Show each line of the records below where the word "實際發生金額" occurs.

• [DATA]
§ §

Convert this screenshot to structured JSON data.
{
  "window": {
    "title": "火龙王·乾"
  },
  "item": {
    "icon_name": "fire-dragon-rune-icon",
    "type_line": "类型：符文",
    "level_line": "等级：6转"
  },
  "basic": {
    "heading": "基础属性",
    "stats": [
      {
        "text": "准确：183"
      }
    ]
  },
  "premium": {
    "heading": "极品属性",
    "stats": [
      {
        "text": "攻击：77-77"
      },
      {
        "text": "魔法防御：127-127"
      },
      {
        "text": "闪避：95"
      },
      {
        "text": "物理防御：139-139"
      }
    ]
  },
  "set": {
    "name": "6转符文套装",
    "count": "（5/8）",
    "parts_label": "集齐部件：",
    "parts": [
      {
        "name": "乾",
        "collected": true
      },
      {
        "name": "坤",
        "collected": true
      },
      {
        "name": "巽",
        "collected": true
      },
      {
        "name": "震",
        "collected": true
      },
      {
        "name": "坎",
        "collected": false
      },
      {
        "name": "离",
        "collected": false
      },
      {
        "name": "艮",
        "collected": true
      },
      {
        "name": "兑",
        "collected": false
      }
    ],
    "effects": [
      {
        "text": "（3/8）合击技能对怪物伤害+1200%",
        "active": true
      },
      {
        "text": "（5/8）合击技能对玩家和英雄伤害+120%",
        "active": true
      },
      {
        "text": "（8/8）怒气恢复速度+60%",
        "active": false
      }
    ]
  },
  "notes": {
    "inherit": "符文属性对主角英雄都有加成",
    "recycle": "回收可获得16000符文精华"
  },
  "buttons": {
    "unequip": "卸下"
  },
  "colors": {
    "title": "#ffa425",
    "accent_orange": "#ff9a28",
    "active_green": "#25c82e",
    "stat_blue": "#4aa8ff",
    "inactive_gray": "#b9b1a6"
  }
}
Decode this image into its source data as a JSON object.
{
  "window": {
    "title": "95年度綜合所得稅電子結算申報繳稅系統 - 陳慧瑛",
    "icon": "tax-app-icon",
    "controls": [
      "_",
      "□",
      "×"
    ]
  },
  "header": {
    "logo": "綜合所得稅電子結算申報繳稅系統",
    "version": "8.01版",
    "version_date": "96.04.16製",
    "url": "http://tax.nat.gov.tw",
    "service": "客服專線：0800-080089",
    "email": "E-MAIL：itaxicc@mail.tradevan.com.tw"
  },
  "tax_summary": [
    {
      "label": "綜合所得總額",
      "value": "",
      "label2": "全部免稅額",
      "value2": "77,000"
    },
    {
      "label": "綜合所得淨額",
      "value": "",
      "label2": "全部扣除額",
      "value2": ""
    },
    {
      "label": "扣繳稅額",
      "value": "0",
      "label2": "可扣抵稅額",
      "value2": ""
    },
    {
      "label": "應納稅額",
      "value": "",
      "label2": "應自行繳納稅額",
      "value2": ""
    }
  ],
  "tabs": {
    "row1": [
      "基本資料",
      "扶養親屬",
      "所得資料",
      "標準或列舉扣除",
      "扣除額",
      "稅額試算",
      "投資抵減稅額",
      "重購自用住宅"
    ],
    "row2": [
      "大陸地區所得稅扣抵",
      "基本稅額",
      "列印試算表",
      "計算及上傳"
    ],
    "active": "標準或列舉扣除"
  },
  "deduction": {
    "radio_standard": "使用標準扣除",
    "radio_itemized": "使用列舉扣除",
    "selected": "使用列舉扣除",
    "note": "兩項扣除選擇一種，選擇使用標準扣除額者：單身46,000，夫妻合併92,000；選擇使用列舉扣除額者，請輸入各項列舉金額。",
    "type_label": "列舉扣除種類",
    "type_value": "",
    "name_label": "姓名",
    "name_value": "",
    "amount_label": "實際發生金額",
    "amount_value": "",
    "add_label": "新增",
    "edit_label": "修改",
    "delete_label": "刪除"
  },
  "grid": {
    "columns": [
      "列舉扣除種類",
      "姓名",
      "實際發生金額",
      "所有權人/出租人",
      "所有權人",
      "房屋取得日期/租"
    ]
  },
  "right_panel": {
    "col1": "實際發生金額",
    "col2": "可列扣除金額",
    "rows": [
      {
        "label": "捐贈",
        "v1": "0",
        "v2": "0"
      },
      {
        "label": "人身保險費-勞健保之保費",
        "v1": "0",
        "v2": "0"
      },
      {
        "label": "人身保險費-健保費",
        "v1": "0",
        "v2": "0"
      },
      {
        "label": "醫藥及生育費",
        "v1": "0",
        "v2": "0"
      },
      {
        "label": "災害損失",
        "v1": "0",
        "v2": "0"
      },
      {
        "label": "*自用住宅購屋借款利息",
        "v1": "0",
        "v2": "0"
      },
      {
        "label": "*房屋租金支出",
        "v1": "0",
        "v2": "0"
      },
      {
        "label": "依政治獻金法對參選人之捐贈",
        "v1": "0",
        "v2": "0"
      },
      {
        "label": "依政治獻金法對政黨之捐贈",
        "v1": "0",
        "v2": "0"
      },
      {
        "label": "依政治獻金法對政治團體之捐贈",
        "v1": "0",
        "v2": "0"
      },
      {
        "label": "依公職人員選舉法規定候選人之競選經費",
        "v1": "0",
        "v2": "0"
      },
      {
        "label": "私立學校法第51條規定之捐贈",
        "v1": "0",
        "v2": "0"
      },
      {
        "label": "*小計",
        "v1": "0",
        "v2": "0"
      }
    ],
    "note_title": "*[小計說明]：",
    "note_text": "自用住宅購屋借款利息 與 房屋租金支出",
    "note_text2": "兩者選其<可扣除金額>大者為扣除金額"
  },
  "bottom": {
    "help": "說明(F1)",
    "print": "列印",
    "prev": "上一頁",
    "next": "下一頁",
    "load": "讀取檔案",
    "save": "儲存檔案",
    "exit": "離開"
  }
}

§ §

• [RESULT]
    "amount_label": "實際發生金額",
      "實際發生金額",
    "col1": "實際發生金額",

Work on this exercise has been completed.